§ **Assignment**
Return the entries in full, exactly as written.

○ ○ ○ ○

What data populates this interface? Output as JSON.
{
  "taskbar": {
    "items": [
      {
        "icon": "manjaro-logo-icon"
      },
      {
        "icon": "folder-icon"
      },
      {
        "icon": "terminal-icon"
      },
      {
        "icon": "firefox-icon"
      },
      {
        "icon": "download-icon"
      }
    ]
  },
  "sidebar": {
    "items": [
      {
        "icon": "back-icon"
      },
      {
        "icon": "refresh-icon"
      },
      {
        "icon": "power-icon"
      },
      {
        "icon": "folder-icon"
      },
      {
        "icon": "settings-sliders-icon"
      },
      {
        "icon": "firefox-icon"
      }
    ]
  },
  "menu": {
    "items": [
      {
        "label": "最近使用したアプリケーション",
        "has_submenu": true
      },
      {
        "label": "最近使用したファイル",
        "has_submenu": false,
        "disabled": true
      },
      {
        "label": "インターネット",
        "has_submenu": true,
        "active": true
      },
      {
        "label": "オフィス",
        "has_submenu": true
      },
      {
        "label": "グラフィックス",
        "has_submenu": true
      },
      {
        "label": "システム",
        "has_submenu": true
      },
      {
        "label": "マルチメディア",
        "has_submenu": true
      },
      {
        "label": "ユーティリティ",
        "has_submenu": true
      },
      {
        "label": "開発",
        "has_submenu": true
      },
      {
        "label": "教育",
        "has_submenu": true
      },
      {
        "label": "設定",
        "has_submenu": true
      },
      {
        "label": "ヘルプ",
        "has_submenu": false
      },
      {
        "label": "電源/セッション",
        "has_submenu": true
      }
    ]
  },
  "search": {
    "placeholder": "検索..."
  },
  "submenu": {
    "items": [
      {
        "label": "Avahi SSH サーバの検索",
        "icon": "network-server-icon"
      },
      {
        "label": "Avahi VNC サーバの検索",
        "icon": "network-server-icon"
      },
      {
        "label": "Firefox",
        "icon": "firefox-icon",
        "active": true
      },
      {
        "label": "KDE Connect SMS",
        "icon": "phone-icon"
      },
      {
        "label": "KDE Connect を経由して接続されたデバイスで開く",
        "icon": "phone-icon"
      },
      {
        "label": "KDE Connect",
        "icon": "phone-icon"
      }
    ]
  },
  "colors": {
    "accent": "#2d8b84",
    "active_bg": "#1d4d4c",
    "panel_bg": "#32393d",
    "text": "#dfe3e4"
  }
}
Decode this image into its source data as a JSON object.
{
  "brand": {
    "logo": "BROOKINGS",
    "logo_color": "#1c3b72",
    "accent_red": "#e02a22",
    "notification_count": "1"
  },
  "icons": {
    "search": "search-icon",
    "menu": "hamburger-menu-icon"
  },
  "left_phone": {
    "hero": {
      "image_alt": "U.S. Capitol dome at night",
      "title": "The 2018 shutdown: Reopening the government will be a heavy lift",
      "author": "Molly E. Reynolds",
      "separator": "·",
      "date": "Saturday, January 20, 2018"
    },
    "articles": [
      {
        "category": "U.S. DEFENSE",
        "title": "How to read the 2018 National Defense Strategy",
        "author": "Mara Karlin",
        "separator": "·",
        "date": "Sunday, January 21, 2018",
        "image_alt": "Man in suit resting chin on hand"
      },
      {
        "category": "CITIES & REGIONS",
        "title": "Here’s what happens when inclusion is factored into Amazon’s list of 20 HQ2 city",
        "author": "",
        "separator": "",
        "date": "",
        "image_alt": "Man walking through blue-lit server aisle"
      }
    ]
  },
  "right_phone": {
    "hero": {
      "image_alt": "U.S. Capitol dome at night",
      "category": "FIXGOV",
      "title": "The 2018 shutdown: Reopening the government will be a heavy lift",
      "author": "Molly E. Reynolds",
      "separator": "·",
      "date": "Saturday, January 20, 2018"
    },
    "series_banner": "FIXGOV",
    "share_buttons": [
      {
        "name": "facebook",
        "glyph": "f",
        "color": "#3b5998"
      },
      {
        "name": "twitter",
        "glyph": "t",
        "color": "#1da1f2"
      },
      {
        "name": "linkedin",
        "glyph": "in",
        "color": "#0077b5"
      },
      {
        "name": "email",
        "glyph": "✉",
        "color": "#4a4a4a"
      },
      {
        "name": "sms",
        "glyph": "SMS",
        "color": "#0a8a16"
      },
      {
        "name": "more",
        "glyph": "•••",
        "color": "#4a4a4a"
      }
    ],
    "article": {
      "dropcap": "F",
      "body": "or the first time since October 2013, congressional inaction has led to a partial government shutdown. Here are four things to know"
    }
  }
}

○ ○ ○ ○

§ **Result for this exercise**
What data populates this interface? Output as JSON.
{
  "taskbar": {
    "items": [
      {
        "icon": "manjaro-logo-icon"
      },
      {
        "icon": "folder-icon"
      },
      {
        "icon": "terminal-icon"
      },
      {
        "icon": "firefox-icon"
      },
      {
        "icon": "download-icon"
      }
    ]
  },
  "sidebar": {
    "items": [
      {
        "icon": "back-icon"
      },
      {
        "icon": "refresh-icon"
      },
      {
        "icon": "power-icon"
      },
      {
        "icon": "folder-icon"
      },
      {
        "icon": "settings-sliders-icon"
      },
      {
        "icon": "firefox-icon"
      }
    ]
  },
  "menu": {
    "items": [
      {
        "label": "最近使用したアプリケーション",
        "has_submenu": true
      },
      {
        "label": "最近使用したファイル",
        "has_submenu": false,
        "disabled": true
      },
      {
        "label": "インターネット",
        "has_submenu": true,
        "active": true
      },
      {
        "label": "オフィス",
        "has_submenu": true
      },
      {
        "label": "グラフィックス",
        "has_submenu": true
      },
      {
        "label": "システム",
        "has_submenu": true
      },
      {
        "label": "マルチメディア",
        "has_submenu": true
      },
      {
        "label": "ユーティリティ",
        "has_submenu": true
      },
      {
        "label": "開発",
        "has_submenu": true
      },
      {
        "label": "教育",
        "has_submenu": true
      },
      {
        "label": "設定",
        "has_submenu": true
      },
      {
        "label": "ヘルプ",
        "has_submenu": false
      },
      {
        "label": "電源/セッション",
        "has_submenu": true
      }
    ]
  },
  "search": {
    "placeholder": "検索..."
  },
  "submenu": {
    "items": [
      {
        "label": "Avahi SSH サーバの検索",
        "icon": "network-server-icon"
      },
      {
        "label": "Avahi VNC サーバの検索",
        "icon": "network-server-icon"
      },
      {
        "label": "Firefox",
        "icon": "firefox-icon",
        "active": true
      },
      {
        "label": "KDE Connect SMS",
        "icon": "phone-icon"
      },
      {
        "label": "KDE Connect を経由して接続されたデバイスで開く",
        "icon": "phone-icon"
      },
      {
        "label": "KDE Connect",
        "icon": "phone-icon"
      }
    ]
  },
  "colors": {
    "accent": "#2d8b84",
    "active_bg": "#1d4d4c",
    "panel_bg": "#32393d",
    "text": "#dfe3e4"
  }
}
Decode this image into its source data as a JSON object.
{
  "brand": {
    "logo": "BROOKINGS",
    "logo_color": "#1c3b72",
    "accent_red": "#e02a22",
    "notification_count": "1"
  },
  "icons": {
    "search": "search-icon",
    "menu": "hamburger-menu-icon"
  },
  "left_phone": {
    "hero": {
      "image_alt": "U.S. Capitol dome at night",
      "title": "The 2018 shutdown: Reopening the government will be a heavy lift",
      "author": "Molly E. Reynolds",
      "separator": "·",
      "date": "Saturday, January 20, 2018"
    },
    "articles": [
      {
        "category": "U.S. DEFENSE",
        "title": "How to read the 2018 National Defense Strategy",
        "author": "Mara Karlin",
        "separator": "·",
        "date": "Sunday, January 21, 2018",
        "image_alt": "Man in suit resting chin on hand"
      },
      {
        "category": "CITIES & REGIONS",
        "title": "Here’s what happens when inclusion is factored into Amazon’s list of 20 HQ2 city",
        "author": "",
        "separator": "",
        "date": "",
        "image_alt": "Man walking through blue-lit server aisle"
      }
    ]
  },
  "right_phone": {
    "hero": {
      "image_alt": "U.S. Capitol dome at night",
      "category": "FIXGOV",
      "title": "The 2018 shutdown: Reopening the government will be a heavy lift",
      "author": "Molly E. Reynolds",
      "separator": "·",
      "date": "Saturday, January 20, 2018"
    },
    "series_banner": "FIXGOV",
    "share_buttons": [
      {
        "name": "facebook",
        "glyph": "f",
        "color": "#3b5998"
      },
      {
        "name": "twitter",
        "glyph": "t",
        "color": "#1da1f2"
      },
      {
        "name": "linkedin",
        "glyph": "in",
        "color": "#0077b5"
      },
      {
        "name": "email",
        "glyph": "✉",
        "color": "#4a4a4a"
      },
      {
        "name": "sms",
        "glyph": "SMS",
        "color": "#0a8a16"
      },
      {
        "name": "more",
        "glyph": "•••",
        "color": "#4a4a4a"
      }
    ],
    "article": {
      "dropcap": "F",
      "body": "or the first time since October 2013, congressional inaction has led to a partial government shutdown. Here are four things to know"
    }
  }
}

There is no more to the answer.